WASHINGTON, D.C. — President Barack Obama has named a University of Illinois alumnus and nationally known college administrator to chair the President's Advisory Commission on Educational Excellence for African Americans.
Freeman Hrabowski, president of the University of Maryland-Baltimore County, was named chair of the commission last week, according to a White House press release.
In that role he will advise Obama and Education Secretary Arne Duncan on the new White House Initiative on Educational Excellence for African Americans, designed to produce a more effective continuum of education programs for African-American students. The goal is to ensure they are fully prepared to complete high school and college and enjoy a productive career.
The commission will lead a national dialogue on African-American achievement from early childhood through adulthood, working with federal agencies, educators and philanthropic partners.
"The nation's future will depend heavily on the extent to which we educate all of our nation's children. This commission will work to ensure that increasing numbers of African Americans excel academically," Hrabowski said in a release.
Hrabowski received his master's degree in mathematics in 1971 and doctoral degree in higher education administration in 1975 from the UI's Urbana-Champaign campus. He also received the College of Education's Distinguished Alumni Award in 2008.
Hrabowski chaired a National Academy of Sciences committee that examined minority participation in the sciences. The committee concluded that, to remain competitive, the United States must significantly increase its investment in young people of all races interested in science, technology, engineering and math.
Hrabowski was named one of the "100 Most Influential People in the World" in 2012 by Time Magazine and one of the seven "Top American Leaders" in 2011 by The Washington Post and the Kennedy School of Government at Harvard University. He also received the U.S. Presidential Award for Excellence in Science, Mathematics, and Engineering Mentoring.
He has been president at Maryland-Baltimore County since 1992, and also served as executive vice president and vice provost there.

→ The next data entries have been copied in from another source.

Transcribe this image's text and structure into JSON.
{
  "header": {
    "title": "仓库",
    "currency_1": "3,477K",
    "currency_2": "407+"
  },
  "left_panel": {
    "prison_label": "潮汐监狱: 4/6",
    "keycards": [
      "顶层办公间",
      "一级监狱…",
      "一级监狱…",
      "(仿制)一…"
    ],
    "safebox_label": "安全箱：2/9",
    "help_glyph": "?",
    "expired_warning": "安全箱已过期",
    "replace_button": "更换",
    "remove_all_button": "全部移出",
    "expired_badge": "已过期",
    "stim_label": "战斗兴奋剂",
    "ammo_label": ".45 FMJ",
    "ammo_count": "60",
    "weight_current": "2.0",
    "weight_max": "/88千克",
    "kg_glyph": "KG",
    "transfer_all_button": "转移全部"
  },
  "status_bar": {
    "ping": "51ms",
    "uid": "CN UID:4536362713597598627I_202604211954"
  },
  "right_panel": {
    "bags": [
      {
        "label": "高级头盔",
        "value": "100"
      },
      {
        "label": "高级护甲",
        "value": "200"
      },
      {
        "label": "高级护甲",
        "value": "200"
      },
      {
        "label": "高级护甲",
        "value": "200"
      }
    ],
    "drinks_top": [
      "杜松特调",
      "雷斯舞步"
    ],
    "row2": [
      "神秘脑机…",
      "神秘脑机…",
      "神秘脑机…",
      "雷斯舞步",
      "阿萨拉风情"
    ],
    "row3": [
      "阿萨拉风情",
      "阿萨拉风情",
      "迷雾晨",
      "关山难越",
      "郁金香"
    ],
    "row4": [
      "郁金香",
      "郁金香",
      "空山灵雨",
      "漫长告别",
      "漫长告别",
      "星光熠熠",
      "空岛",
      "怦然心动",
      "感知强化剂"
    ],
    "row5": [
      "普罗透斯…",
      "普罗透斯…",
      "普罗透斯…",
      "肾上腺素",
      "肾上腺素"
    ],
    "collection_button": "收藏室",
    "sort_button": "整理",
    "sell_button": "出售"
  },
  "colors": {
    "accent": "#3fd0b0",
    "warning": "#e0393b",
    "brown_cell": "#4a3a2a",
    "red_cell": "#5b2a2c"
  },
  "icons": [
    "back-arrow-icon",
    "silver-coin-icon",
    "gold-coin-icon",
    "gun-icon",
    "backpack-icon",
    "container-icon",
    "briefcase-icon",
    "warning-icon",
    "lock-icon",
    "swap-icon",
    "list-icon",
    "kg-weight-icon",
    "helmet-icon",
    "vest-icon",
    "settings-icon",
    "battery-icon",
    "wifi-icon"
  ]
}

He previously held leadership and faculty positions at Coppin State College, now Coppin State University, from 1977 to 1987 and at the UI from 1974 to 1976, the release said.
He serves on the boards of the Alfred P. Sloan Foundation, the France-Merrick Foundation and the Urban Institute, and is chair of the Marguerite Casey Foundation.
He earned his bachelor's degree in mathematics from the Hampton Institute, now Hampton University.